▶ _Exercise details_: What you return must match the records below exactly, apart from the omitted pictures.

---------- Available data ----------

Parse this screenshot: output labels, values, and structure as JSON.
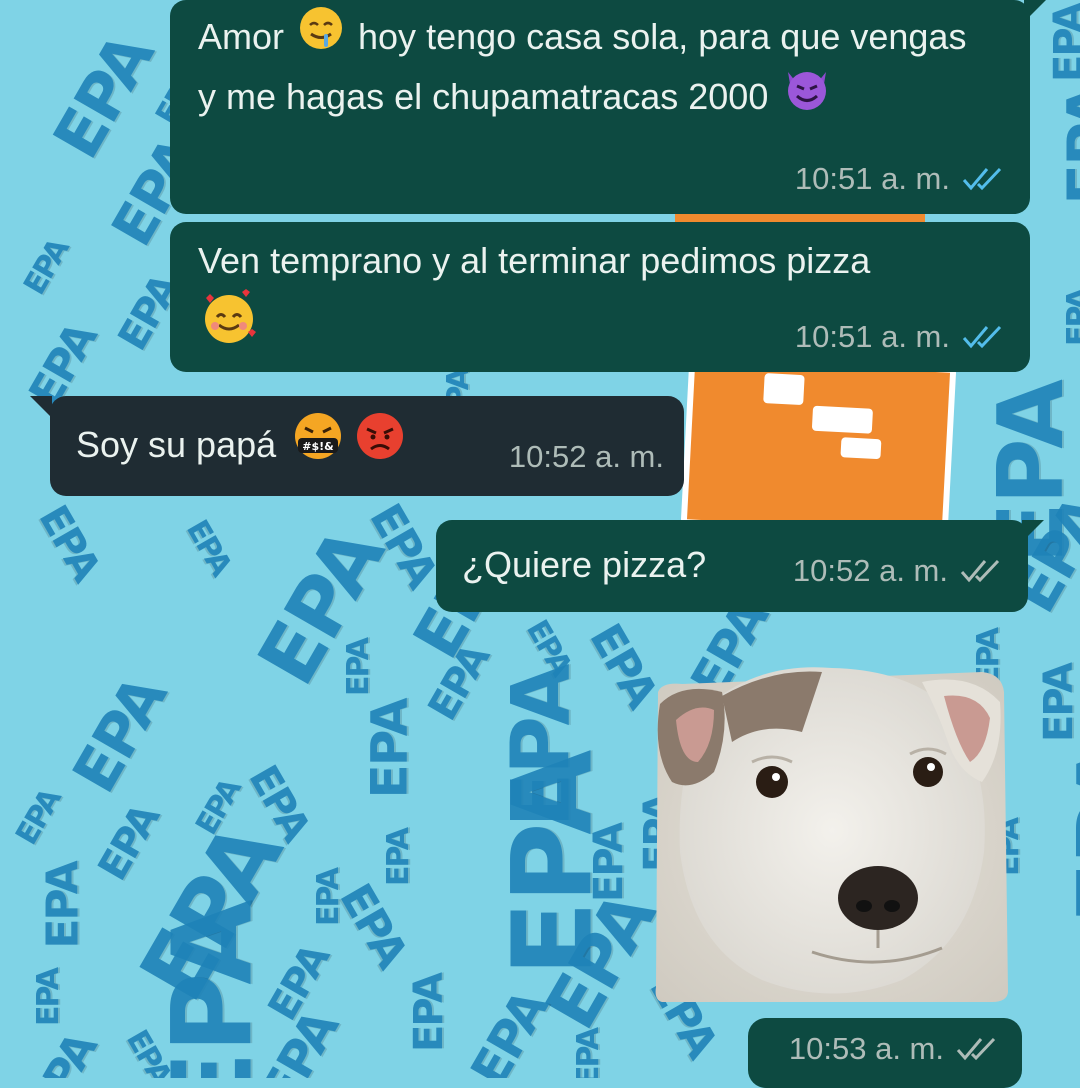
{
  "wallpaper": {
    "watermark_text": "EPA"
  },
  "messages": [
    {
      "direction": "out",
      "text_before": "Amor ",
      "emoji1": "drooling-face",
      "text_mid": " hoy tengo casa sola, para que vengas y me hagas el chupamatracas 2000 ",
      "emoji2": "smiling-devil",
      "time": "10:51 a. m.",
      "status": "read"
    },
    {
      "direction": "out",
      "text": "Ven temprano y al terminar pedimos pizza",
      "emoji": "smiling-face-with-hearts",
      "time": "10:51 a. m.",
      "status": "read"
    },
    {
      "direction": "in",
      "text": "Soy su papá",
      "emoji1": "face-with-symbols-on-mouth",
      "emoji2": "angry-face",
      "time": "10:52 a. m."
    },
    {
      "direction": "out",
      "text": "¿Quiere pizza?",
      "time": "10:52 a. m.",
      "status": "delivered"
    },
    {
      "direction": "out",
      "type": "sticker",
      "sticker": "white-pitbull-dog-sticker",
      "time": "10:53 a. m.",
      "status": "delivered"
    }
  ],
  "colors": {
    "outgoing_bubble": "#0d4a41",
    "incoming_bubble": "#1f2c33",
    "read_ticks": "#53bdeb",
    "delivered_ticks": "#aebcb8",
    "wallpaper": "#7fd3e6"
  }
}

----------

▶ _Answer_:
Parse this screenshot: output labels, values, and structure as JSON.
{
  "wallpaper": {
    "watermark_text": "EPA"
  },
  "messages": [
    {
      "direction": "out",
      "text_before": "Amor ",
      "emoji1": "drooling-face",
      "text_mid": " hoy tengo casa sola, para que vengas y me hagas el chupamatracas 2000 ",
      "emoji2": "smiling-devil",
      "time": "10:51 a. m.",
      "status": "read"
    },
    {
      "direction": "out",
      "text": "Ven temprano y al terminar pedimos pizza",
      "emoji": "smiling-face-with-hearts",
      "time": "10:51 a. m.",
      "status": "read"
    },
    {
      "direction": "in",
      "text": "Soy su papá",
      "emoji1": "face-with-symbols-on-mouth",
      "emoji2": "angry-face",
      "time": "10:52 a. m."
    },
    {
      "direction": "out",
      "text": "¿Quiere pizza?",
      "time": "10:52 a. m.",
      "status": "delivered"
    },
    {
      "direction": "out",
      "type": "sticker",
      "sticker": "white-pitbull-dog-sticker",
      "time": "10:53 a. m.",
      "status": "delivered"
    }
  ],
  "colors": {
    "outgoing_bubble": "#0d4a41",
    "incoming_bubble": "#1f2c33",
    "read_ticks": "#53bdeb",
    "delivered_ticks": "#aebcb8",
    "wallpaper": "#7fd3e6"
  }
}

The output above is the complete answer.